Your answer should be an exact copy of all the entries, free of pictures.

** DATA TO EXAMINE follows **

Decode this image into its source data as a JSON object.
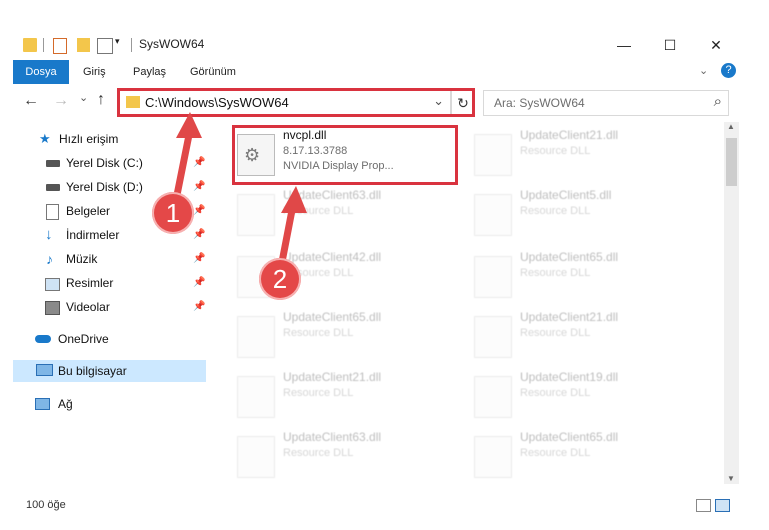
{
  "titlebar": {
    "title": "SysWOW64",
    "minimize": "—",
    "maximize": "☐",
    "close": "✕"
  },
  "ribbon": {
    "tabs": [
      {
        "label": "Dosya",
        "active": true
      },
      {
        "label": "Giriş"
      },
      {
        "label": "Paylaş"
      },
      {
        "label": "Görünüm"
      }
    ],
    "help": "?"
  },
  "navigation": {
    "back": "←",
    "forward": "→",
    "recent": "⌄",
    "up": "↑"
  },
  "address": {
    "path": "C:\\Windows\\SysWOW64",
    "dropdown": "⌄",
    "refresh": "↻"
  },
  "search": {
    "placeholder": "Ara: SysWOW64",
    "icon": "⌕"
  },
  "sidebar": {
    "items": [
      {
        "label": "Hızlı erişim",
        "icon": "star-icon"
      },
      {
        "label": "Yerel Disk (C:)",
        "icon": "drive-icon",
        "pinned": true
      },
      {
        "label": "Yerel Disk (D:)",
        "icon": "drive-icon",
        "pinned": true
      },
      {
        "label": "Belgeler",
        "icon": "documents-icon",
        "pinned": true
      },
      {
        "label": "İndirmeler",
        "icon": "download-icon",
        "pinned": true
      },
      {
        "label": "Müzik",
        "icon": "music-icon",
        "pinned": true
      },
      {
        "label": "Resimler",
        "icon": "pictures-icon",
        "pinned": true
      },
      {
        "label": "Videolar",
        "icon": "videos-icon",
        "pinned": true
      },
      {
        "label": "OneDrive",
        "icon": "cloud-icon"
      },
      {
        "label": "Bu bilgisayar",
        "icon": "computer-icon",
        "selected": true
      },
      {
        "label": "Ağ",
        "icon": "network-icon"
      }
    ]
  },
  "files": {
    "highlighted": {
      "name": "nvcpl.dll",
      "version": "8.17.13.3788",
      "description": "NVIDIA Display Prop..."
    },
    "faded_left": [
      {
        "name": "UpdateClient63.dll",
        "desc": "Resource DLL"
      },
      {
        "name": "UpdateClient42.dll",
        "desc": "Resource DLL"
      },
      {
        "name": "UpdateClient65.dll",
        "desc": "Resource DLL"
      },
      {
        "name": "UpdateClient21.dll",
        "desc": "Resource DLL"
      },
      {
        "name": "UpdateClient63.dll",
        "desc": "Resource DLL"
      }
    ],
    "faded_right": [
      {
        "name": "UpdateClient21.dll",
        "desc": "Resource DLL"
      },
      {
        "name": "UpdateClient5.dll",
        "desc": "Resource DLL"
      },
      {
        "name": "UpdateClient65.dll",
        "desc": "Resource DLL"
      },
      {
        "name": "UpdateClient21.dll",
        "desc": "Resource DLL"
      },
      {
        "name": "UpdateClient19.dll",
        "desc": "Resource DLL"
      },
      {
        "name": "UpdateClient65.dll",
        "desc": "Resource DLL"
      }
    ]
  },
  "annotations": {
    "step1": "1",
    "step2": "2",
    "color": "#e04848"
  },
  "status": {
    "item_count": "100 öğe"
  }
}
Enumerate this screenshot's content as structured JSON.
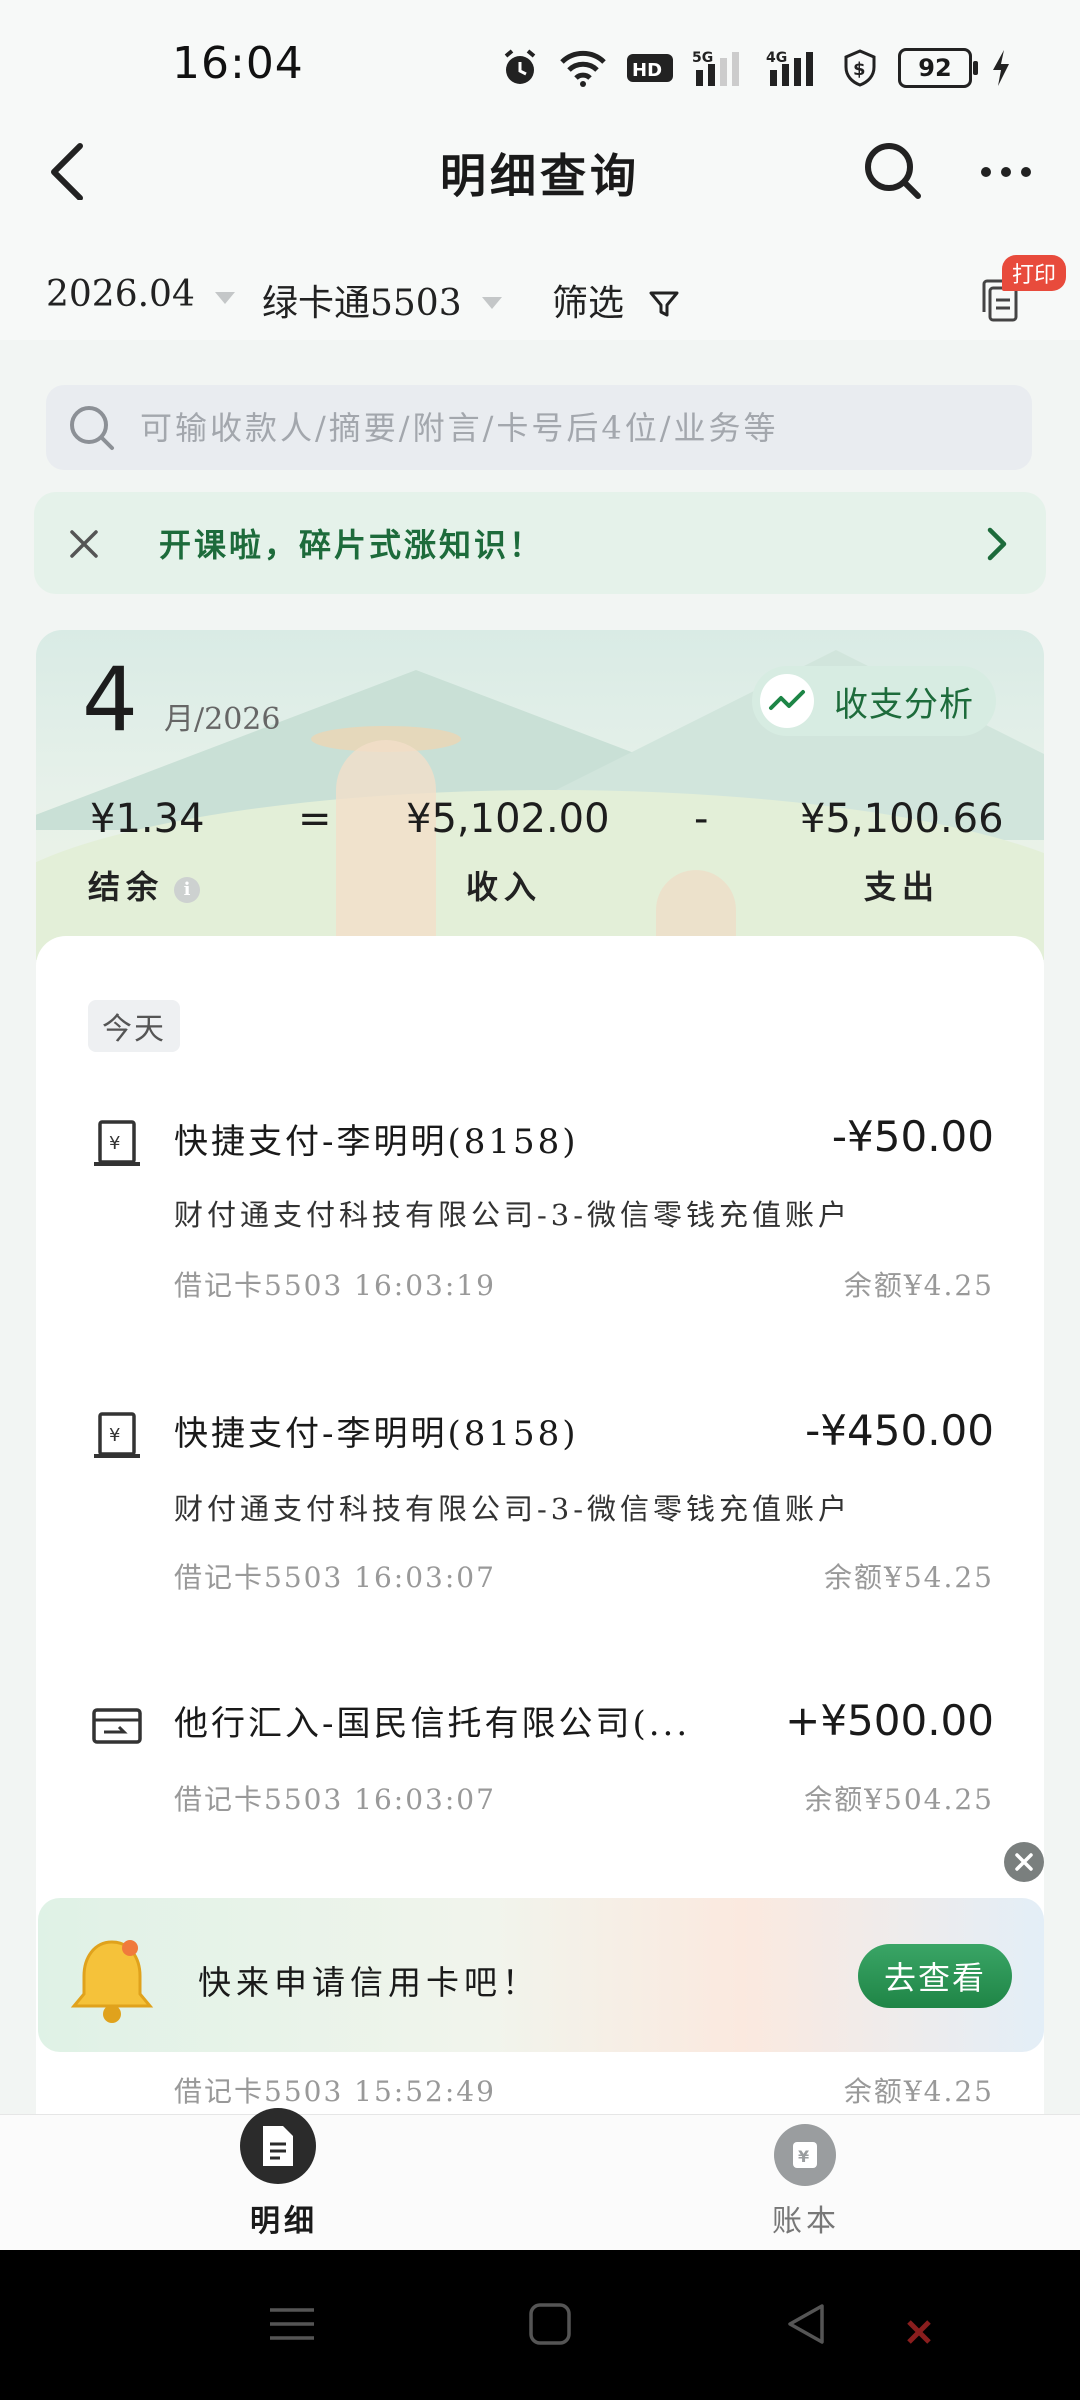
{
  "status_bar": {
    "time": "16:04",
    "battery": "92"
  },
  "header": {
    "title": "明细查询"
  },
  "filters": {
    "month": "2026.04",
    "card": "绿卡通5503",
    "filter_label": "筛选",
    "print_badge": "打印"
  },
  "search": {
    "placeholder": "可输收款人/摘要/附言/卡号后4位/业务等"
  },
  "promo": {
    "text": "开课啦，碎片式涨知识！"
  },
  "summary": {
    "month": "4",
    "month_suffix": "月/2026",
    "analysis_label": "收支分析",
    "balance": "¥1.34",
    "equals": "=",
    "income": "¥5,102.00",
    "minus": "-",
    "expense": "¥5,100.66",
    "balance_label": "结余",
    "income_label": "收入",
    "expense_label": "支出"
  },
  "list": {
    "today_label": "今天",
    "transactions": [
      {
        "title": "快捷支付-李明明(8158)",
        "desc": "财付通支付科技有限公司-3-微信零钱充值账户",
        "meta": "借记卡5503  16:03:19",
        "amount": "-¥50.00",
        "balance": "余额¥4.25"
      },
      {
        "title": "快捷支付-李明明(8158)",
        "desc": "财付通支付科技有限公司-3-微信零钱充值账户",
        "meta": "借记卡5503  16:03:07",
        "amount": "-¥450.00",
        "balance": "余额¥54.25"
      },
      {
        "title": "他行汇入-国民信托有限公司(...",
        "meta": "借记卡5503  16:03:07",
        "amount": "+¥500.00",
        "balance": "余额¥504.25"
      },
      {
        "meta": "借记卡5503  15:52:49",
        "balance": "余额¥4.25"
      }
    ]
  },
  "credit_banner": {
    "text": "快来申请信用卡吧！",
    "button": "去查看"
  },
  "bottom_nav": {
    "detail": "明细",
    "ledger": "账本"
  }
}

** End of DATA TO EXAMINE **

YOUR SOLUTION:
Decode this image into its source data as a JSON object.
{
  "titlebar": {
    "title": "SysWOW64",
    "minimize": "—",
    "maximize": "☐",
    "close": "✕"
  },
  "ribbon": {
    "tabs": [
      {
        "label": "Dosya",
        "active": true
      },
      {
        "label": "Giriş"
      },
      {
        "label": "Paylaş"
      },
      {
        "label": "Görünüm"
      }
    ],
    "help": "?"
  },
  "navigation": {
    "back": "←",
    "forward": "→",
    "recent": "⌄",
    "up": "↑"
  },
  "address": {
    "path": "C:\\Windows\\SysWOW64",
    "dropdown": "⌄",
    "refresh": "↻"
  },
  "search": {
    "placeholder": "Ara: SysWOW64",
    "icon": "⌕"
  },
  "sidebar": {
    "items": [
      {
        "label": "Hızlı erişim",
        "icon": "star-icon"
      },
      {
        "label": "Yerel Disk (C:)",
        "icon": "drive-icon",
        "pinned": true
      },
      {
        "label": "Yerel Disk (D:)",
        "icon": "drive-icon",
        "pinned": true
      },
      {
        "label": "Belgeler",
        "icon": "documents-icon",
        "pinned": true
      },
      {
        "label": "İndirmeler",
        "icon": "download-icon",
        "pinned": true
      },
      {
        "label": "Müzik",
        "icon": "music-icon",
        "pinned": true
      },
      {
        "label": "Resimler",
        "icon": "pictures-icon",
        "pinned": true
      },
      {
        "label": "Videolar",
        "icon": "videos-icon",
        "pinned": true
      },
      {
        "label": "OneDrive",
        "icon": "cloud-icon"
      },
      {
        "label": "Bu bilgisayar",
        "icon": "computer-icon",
        "selected": true
      },
      {
        "label": "Ağ",
        "icon": "network-icon"
      }
    ]
  },
  "files": {
    "highlighted": {
      "name": "nvcpl.dll",
      "version": "8.17.13.3788",
      "description": "NVIDIA Display Prop..."
    },
    "faded_left": [
      {
        "name": "UpdateClient63.dll",
        "desc": "Resource DLL"
      },
      {
        "name": "UpdateClient42.dll",
        "desc": "Resource DLL"
      },
      {
        "name": "UpdateClient65.dll",
        "desc": "Resource DLL"
      },
      {
        "name": "UpdateClient21.dll",
        "desc": "Resource DLL"
      },
      {
        "name": "UpdateClient63.dll",
        "desc": "Resource DLL"
      }
    ],
    "faded_right": [
      {
        "name": "UpdateClient21.dll",
        "desc": "Resource DLL"
      },
      {
        "name": "UpdateClient5.dll",
        "desc": "Resource DLL"
      },
      {
        "name": "UpdateClient65.dll",
        "desc": "Resource DLL"
      },
      {
        "name": "UpdateClient21.dll",
        "desc": "Resource DLL"
      },
      {
        "name": "UpdateClient19.dll",
        "desc": "Resource DLL"
      },
      {
        "name": "UpdateClient65.dll",
        "desc": "Resource DLL"
      }
    ]
  },
  "annotations": {
    "step1": "1",
    "step2": "2",
    "color": "#e04848"
  },
  "status": {
    "item_count": "100 öğe"
  }
}
Enumerate this screenshot's content as structured JSON.
{
  "status_bar": {
    "time": "16:04",
    "battery": "92"
  },
  "header": {
    "title": "明细查询"
  },
  "filters": {
    "month": "2026.04",
    "card": "绿卡通5503",
    "filter_label": "筛选",
    "print_badge": "打印"
  },
  "search": {
    "placeholder": "可输收款人/摘要/附言/卡号后4位/业务等"
  },
  "promo": {
    "text": "开课啦，碎片式涨知识！"
  },
  "summary": {
    "month": "4",
    "month_suffix": "月/2026",
    "analysis_label": "收支分析",
    "balance": "¥1.34",
    "equals": "=",
    "income": "¥5,102.00",
    "minus": "-",
    "expense": "¥5,100.66",
    "balance_label": "结余",
    "income_label": "收入",
    "expense_label": "支出"
  },
  "list": {
    "today_label": "今天",
    "transactions": [
      {
        "title": "快捷支付-李明明(8158)",
        "desc": "财付通支付科技有限公司-3-微信零钱充值账户",
        "meta": "借记卡5503  16:03:19",
        "amount": "-¥50.00",
        "balance": "余额¥4.25"
      },
      {
        "title": "快捷支付-李明明(8158)",
        "desc": "财付通支付科技有限公司-3-微信零钱充值账户",
        "meta": "借记卡5503  16:03:07",
        "amount": "-¥450.00",
        "balance": "余额¥54.25"
      },
      {
        "title": "他行汇入-国民信托有限公司(...",
        "meta": "借记卡5503  16:03:07",
        "amount": "+¥500.00",
        "balance": "余额¥504.25"
      },
      {
        "meta": "借记卡5503  15:52:49",
        "balance": "余额¥4.25"
      }
    ]
  },
  "credit_banner": {
    "text": "快来申请信用卡吧！",
    "button": "去查看"
  },
  "bottom_nav": {
    "detail": "明细",
    "ledger": "账本"
  }
}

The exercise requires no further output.